## [REQUIRED WORK]
Your answer should repeat every line of the records below in which the word "title" appears.

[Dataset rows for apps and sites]
■ ■ ■

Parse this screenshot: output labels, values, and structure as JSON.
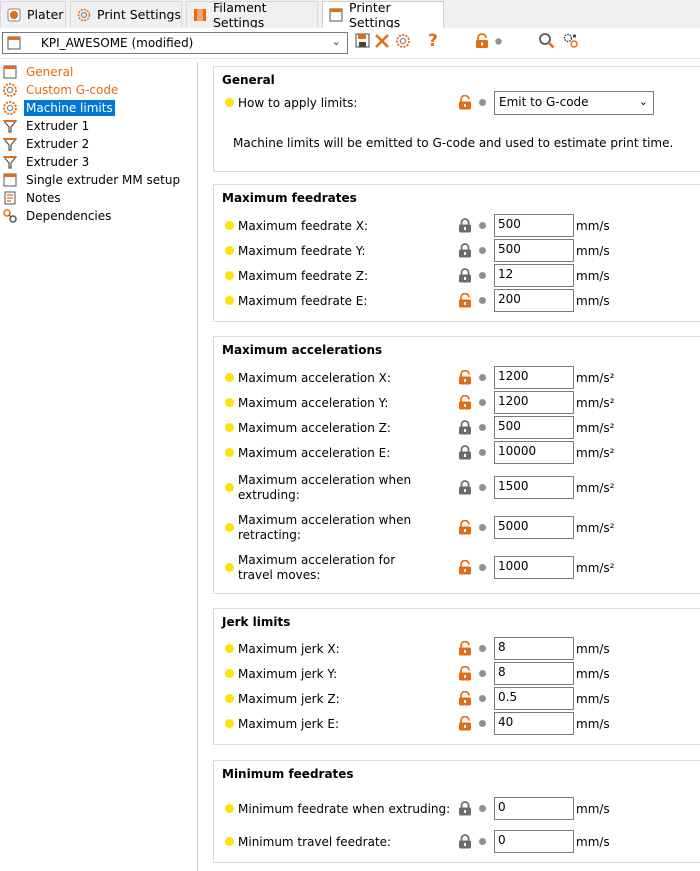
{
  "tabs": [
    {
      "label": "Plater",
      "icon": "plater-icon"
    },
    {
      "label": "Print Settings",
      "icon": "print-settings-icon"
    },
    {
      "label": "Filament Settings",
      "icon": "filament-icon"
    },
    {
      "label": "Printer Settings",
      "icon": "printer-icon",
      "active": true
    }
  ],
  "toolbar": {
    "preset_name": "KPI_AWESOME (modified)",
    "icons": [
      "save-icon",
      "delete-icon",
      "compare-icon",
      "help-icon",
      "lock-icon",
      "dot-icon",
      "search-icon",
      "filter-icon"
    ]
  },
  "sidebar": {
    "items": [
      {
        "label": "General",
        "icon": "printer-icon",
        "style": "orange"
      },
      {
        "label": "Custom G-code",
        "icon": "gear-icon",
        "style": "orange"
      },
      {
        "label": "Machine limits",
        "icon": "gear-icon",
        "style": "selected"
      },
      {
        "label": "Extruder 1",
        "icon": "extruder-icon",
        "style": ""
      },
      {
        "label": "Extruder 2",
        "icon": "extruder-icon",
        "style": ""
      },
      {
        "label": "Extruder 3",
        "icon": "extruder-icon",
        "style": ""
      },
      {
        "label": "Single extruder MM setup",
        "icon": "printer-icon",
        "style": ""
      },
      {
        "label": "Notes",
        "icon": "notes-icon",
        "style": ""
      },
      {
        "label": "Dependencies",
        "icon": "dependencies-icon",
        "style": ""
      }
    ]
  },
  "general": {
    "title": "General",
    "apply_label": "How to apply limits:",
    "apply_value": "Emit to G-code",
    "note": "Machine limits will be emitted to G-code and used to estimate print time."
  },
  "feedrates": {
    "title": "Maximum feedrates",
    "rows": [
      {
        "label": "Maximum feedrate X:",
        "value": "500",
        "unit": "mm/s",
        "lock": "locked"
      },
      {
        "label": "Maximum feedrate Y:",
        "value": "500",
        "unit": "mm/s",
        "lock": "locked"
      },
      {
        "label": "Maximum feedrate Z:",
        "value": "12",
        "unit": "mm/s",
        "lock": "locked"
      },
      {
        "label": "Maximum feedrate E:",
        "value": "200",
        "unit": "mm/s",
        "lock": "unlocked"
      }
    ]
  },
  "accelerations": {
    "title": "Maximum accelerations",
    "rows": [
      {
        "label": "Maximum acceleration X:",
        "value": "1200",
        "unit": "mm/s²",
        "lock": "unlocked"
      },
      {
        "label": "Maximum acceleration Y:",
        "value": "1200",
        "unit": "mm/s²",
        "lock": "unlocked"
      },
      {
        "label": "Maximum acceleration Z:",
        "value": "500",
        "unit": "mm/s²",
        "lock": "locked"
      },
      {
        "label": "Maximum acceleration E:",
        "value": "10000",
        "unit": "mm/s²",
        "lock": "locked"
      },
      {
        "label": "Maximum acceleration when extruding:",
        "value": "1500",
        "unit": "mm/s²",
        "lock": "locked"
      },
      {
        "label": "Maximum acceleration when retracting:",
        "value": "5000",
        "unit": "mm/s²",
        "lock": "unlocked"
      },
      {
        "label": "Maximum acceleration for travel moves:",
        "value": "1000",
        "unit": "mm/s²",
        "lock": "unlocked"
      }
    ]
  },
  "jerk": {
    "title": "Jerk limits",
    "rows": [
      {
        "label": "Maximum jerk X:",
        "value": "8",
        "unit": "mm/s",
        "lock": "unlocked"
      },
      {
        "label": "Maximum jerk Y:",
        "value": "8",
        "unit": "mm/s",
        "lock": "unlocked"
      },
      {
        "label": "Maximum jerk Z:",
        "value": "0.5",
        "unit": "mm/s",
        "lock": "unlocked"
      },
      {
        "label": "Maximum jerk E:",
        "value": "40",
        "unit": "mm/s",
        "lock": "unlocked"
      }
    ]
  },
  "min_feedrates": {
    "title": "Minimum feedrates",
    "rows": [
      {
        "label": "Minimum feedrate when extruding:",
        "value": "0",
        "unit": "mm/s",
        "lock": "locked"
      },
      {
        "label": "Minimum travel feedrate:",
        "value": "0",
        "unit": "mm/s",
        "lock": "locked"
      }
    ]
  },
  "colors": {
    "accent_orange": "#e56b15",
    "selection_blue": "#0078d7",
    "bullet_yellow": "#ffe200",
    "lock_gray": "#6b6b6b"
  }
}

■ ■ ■

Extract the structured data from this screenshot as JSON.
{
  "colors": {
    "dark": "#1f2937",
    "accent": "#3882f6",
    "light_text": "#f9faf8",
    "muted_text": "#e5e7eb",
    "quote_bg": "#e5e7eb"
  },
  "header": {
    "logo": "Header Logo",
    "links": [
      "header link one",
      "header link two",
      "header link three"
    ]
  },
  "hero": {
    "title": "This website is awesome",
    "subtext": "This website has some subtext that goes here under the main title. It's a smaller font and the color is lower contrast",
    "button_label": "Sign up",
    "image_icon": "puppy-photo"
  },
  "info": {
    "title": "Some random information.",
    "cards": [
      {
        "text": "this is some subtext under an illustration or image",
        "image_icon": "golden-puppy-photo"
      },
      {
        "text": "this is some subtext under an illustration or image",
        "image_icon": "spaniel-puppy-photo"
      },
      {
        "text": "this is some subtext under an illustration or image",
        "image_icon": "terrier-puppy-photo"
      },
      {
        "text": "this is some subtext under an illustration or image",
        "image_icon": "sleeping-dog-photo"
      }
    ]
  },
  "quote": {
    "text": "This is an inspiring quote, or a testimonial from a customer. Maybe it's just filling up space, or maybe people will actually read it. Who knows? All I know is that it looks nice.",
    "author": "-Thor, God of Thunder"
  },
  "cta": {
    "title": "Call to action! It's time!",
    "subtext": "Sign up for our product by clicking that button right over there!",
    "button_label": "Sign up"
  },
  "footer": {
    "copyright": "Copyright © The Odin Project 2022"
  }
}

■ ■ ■

## [SOLUTION BELOW]
    "title": "General",
    "title": "Maximum feedrates",
    "title": "Maximum accelerations",
    "title": "Jerk limits",
    "title": "Minimum feedrates",
    "title": "This website is awesome",
    "subtext": "This website has some subtext that goes here under the main title. It's a smaller font and the color is lower contrast",
    "title": "Some random information.",
    "title": "Call to action! It's time!",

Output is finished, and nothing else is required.